Indonesian working women, for instance, have lower salaries compared to their male counterparts because for every dollar men make, Indonesian women only receive 77 cents, less than the 96 cents received by Thai women.
World Bank estimates found that between 2006 and 2011, Indonesian working women often had less secure contracts of employment compared to men. The percentage of women with temporary contracts in exporting companies was around 25 percent, compared to 10 percent for men.
Andrew D. Mason, the World Bank’s lead economist and coordinator of the gender program for East Asia and Pacific, said governments should initiate affirmative action for gender equality.
Mason proposed other practical solutions.
“Governments need to invest in good infrastructure, such as clean water and transportation, because in rural areas, women must spend hours fetching water and traveling to their workplaces,” he said.
He said that an affordable national childcare system should also be in place to ensure children received healthcare and education programs which could enable mothers to find better jobs.
“Developed countries have laws that give parental leave for both fathers and mothers, so they can take turns in pursuing career and taking care of their children,” Mason said.
Gender-equality programs could also take different forms.
He said that governments should also encourage boys and girls to study non-traditional subjects that fit with their interests and abilities. For example, he cited, boys could try studying cooking, while girls should be encouraged to study engineering.
The World Bank report says that the highest percentage of Indonesian women in tertiary education was in medicine or health, at around 75 percent, followed by education at around 60 percent and business or administration, at 55 percent. The subjects with the lowest female participation were engineering, at 20 percent, law at around 35 percent and agricultural technology at 40 percent.
Eva Kusuma Sundari, a lawmaker from the Indonesian Democratic Party of Struggle (PDI-P), said that political leadership played a crucial role in setting up gender-sensitive policies.
“When local leaders step down so do their policies. So we need to better handle the situation by establishing gender-related policies through bylaws or local ordinances,” she said.

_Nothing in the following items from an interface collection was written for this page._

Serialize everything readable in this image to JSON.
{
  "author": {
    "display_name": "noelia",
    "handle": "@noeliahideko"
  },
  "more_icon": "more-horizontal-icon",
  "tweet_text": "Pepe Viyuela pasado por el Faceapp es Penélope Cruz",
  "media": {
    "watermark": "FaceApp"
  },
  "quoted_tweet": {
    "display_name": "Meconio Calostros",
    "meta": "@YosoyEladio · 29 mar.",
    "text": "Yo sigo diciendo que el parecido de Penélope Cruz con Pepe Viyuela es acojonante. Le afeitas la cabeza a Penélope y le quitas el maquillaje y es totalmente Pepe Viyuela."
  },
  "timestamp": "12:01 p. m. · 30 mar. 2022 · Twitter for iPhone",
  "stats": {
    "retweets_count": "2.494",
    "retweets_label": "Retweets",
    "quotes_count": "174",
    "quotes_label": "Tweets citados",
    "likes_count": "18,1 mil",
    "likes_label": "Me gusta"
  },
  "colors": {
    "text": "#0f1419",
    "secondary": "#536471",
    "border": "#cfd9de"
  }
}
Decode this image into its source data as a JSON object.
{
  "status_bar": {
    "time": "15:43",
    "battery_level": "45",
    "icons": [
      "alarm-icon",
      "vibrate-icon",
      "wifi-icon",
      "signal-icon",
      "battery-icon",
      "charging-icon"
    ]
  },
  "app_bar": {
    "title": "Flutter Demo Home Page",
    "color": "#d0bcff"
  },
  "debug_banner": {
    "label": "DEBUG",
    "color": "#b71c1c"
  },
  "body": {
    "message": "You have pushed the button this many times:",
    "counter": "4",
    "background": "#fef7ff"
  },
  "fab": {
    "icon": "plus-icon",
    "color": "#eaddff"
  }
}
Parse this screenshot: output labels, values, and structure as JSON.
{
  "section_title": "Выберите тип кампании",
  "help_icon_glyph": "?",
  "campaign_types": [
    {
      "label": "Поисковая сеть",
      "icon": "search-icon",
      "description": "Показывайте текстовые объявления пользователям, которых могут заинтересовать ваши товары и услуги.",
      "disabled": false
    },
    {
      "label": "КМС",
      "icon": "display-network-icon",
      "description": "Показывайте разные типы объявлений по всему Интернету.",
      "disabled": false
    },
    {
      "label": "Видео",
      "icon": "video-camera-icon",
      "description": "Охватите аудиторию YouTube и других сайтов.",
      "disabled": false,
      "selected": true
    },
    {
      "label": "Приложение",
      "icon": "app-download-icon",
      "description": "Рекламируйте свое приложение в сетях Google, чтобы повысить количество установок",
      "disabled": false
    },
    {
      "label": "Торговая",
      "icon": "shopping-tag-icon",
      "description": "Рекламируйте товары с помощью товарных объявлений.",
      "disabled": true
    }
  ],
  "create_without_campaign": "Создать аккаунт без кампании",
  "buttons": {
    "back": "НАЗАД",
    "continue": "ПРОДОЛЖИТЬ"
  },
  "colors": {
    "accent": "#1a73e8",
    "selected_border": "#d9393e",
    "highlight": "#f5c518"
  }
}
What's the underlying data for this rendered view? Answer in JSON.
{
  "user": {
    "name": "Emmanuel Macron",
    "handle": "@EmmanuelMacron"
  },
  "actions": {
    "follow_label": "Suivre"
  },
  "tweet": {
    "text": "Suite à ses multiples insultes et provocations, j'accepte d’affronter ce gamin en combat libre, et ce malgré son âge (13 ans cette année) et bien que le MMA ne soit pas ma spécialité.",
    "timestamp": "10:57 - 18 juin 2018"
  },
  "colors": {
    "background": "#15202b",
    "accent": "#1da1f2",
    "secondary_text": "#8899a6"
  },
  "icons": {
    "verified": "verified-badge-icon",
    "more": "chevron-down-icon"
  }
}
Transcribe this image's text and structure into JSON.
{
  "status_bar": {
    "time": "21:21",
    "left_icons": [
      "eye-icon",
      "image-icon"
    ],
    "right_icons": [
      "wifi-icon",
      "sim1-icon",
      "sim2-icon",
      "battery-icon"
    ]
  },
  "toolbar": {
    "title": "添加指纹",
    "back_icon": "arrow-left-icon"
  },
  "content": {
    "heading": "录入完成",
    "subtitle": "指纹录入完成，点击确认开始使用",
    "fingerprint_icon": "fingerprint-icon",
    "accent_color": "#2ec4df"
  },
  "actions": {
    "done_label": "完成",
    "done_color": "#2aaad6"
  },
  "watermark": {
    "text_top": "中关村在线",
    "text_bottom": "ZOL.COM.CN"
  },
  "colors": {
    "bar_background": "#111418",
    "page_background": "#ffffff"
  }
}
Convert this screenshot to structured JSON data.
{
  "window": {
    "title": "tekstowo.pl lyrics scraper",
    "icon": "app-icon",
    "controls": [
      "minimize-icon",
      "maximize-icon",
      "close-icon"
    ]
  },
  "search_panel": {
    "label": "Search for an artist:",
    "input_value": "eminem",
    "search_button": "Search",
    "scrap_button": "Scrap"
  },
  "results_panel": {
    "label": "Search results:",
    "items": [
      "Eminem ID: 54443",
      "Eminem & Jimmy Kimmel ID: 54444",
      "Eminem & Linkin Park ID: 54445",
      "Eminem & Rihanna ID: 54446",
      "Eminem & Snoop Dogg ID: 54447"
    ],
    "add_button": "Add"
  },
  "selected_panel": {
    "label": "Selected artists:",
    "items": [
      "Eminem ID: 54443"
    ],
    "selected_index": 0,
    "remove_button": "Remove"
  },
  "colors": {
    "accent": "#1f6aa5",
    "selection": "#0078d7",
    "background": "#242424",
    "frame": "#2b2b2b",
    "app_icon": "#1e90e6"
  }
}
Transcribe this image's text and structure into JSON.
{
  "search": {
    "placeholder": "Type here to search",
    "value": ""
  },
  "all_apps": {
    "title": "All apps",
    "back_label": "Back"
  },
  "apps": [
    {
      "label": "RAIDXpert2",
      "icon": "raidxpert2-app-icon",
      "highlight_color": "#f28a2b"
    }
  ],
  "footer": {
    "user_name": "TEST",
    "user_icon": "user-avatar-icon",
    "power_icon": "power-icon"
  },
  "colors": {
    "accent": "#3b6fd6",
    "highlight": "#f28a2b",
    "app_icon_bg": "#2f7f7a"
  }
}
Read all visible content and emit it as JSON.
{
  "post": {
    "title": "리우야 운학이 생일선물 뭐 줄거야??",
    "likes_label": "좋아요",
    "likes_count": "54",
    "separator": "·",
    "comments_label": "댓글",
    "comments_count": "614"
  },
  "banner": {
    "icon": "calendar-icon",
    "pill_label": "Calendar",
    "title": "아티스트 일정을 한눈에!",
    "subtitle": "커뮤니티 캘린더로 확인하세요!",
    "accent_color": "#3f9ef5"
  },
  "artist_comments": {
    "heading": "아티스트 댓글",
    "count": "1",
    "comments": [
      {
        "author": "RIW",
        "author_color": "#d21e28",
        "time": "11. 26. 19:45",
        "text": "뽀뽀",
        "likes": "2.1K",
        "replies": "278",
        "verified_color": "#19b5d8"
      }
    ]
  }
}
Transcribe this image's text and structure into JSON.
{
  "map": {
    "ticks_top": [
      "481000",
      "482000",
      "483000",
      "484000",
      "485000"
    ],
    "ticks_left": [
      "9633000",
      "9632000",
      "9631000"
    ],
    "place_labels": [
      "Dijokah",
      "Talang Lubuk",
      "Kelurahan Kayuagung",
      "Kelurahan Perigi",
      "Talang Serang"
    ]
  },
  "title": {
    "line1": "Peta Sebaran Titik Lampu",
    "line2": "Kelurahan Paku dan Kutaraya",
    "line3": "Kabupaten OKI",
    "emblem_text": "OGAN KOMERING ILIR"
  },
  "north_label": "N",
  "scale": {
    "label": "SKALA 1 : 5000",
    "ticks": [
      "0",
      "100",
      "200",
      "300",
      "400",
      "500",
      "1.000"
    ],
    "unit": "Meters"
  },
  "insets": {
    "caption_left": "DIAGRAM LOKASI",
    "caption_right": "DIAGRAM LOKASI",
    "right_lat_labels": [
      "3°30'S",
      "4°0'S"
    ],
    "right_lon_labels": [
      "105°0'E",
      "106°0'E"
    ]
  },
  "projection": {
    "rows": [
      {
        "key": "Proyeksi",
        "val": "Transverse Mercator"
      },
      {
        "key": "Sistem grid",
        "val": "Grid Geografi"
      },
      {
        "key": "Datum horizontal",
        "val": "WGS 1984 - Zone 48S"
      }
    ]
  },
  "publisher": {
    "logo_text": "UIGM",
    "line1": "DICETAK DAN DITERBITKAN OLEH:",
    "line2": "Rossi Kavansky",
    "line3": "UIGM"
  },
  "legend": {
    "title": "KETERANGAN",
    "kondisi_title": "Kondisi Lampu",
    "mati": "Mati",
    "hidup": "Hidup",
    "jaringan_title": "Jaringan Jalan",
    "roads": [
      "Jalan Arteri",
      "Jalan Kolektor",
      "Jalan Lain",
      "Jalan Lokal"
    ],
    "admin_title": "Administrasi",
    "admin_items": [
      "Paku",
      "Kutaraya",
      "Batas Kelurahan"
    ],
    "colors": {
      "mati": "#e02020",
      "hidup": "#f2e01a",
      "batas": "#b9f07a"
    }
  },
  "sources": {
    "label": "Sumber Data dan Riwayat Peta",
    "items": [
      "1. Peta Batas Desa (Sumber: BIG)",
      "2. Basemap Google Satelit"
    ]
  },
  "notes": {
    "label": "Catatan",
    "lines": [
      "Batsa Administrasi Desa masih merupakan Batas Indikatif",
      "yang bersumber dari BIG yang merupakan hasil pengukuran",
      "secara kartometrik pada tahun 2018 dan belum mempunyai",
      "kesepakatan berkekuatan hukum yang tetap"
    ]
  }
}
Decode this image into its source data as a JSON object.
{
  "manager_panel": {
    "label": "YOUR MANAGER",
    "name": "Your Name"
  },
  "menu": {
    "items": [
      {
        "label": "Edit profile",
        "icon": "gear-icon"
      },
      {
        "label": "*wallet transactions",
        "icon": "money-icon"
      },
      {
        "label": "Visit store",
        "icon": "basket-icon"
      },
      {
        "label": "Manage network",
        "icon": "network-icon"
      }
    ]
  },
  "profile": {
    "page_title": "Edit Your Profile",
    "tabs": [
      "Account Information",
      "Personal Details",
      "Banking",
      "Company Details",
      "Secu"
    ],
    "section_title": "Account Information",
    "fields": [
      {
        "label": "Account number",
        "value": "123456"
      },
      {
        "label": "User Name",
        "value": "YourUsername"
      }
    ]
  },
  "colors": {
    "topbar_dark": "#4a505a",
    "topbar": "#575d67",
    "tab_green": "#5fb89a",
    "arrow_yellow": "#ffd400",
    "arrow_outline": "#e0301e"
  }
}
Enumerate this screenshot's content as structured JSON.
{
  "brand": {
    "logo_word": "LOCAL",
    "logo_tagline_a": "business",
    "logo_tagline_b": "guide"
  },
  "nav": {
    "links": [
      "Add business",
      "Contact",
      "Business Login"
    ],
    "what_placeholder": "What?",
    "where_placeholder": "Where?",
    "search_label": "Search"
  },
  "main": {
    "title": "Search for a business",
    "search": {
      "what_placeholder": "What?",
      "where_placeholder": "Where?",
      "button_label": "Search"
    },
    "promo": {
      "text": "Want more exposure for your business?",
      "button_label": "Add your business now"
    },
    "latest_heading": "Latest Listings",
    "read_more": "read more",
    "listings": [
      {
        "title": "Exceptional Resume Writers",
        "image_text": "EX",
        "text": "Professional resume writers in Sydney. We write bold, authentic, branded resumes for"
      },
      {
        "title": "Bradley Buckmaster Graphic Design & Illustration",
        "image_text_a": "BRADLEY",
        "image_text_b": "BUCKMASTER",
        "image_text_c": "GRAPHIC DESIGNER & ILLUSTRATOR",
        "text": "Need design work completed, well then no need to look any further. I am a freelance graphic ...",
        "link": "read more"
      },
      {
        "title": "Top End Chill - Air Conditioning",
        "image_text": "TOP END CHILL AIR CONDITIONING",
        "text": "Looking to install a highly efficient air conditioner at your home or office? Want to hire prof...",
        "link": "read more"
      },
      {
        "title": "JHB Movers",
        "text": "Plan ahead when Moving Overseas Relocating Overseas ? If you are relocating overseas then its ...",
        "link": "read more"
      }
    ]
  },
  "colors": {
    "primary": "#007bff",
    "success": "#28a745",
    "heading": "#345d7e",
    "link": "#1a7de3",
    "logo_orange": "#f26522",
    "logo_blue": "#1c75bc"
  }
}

She cited Bantul regency as an administration that managed to record the lowest maternal-mortality rate in the country, in part thanks to a bylaw which mandated pregnant mothers to have their health checked regularly by health workers at community health centers. She also mentioned Sinjai regency in South Sulawesi which applied universal health care for all residents.
“New administrations can change these laws but that takes time. Besides, if the bylaws benefit everyone, I’m sure nobody will want to change them,” she said.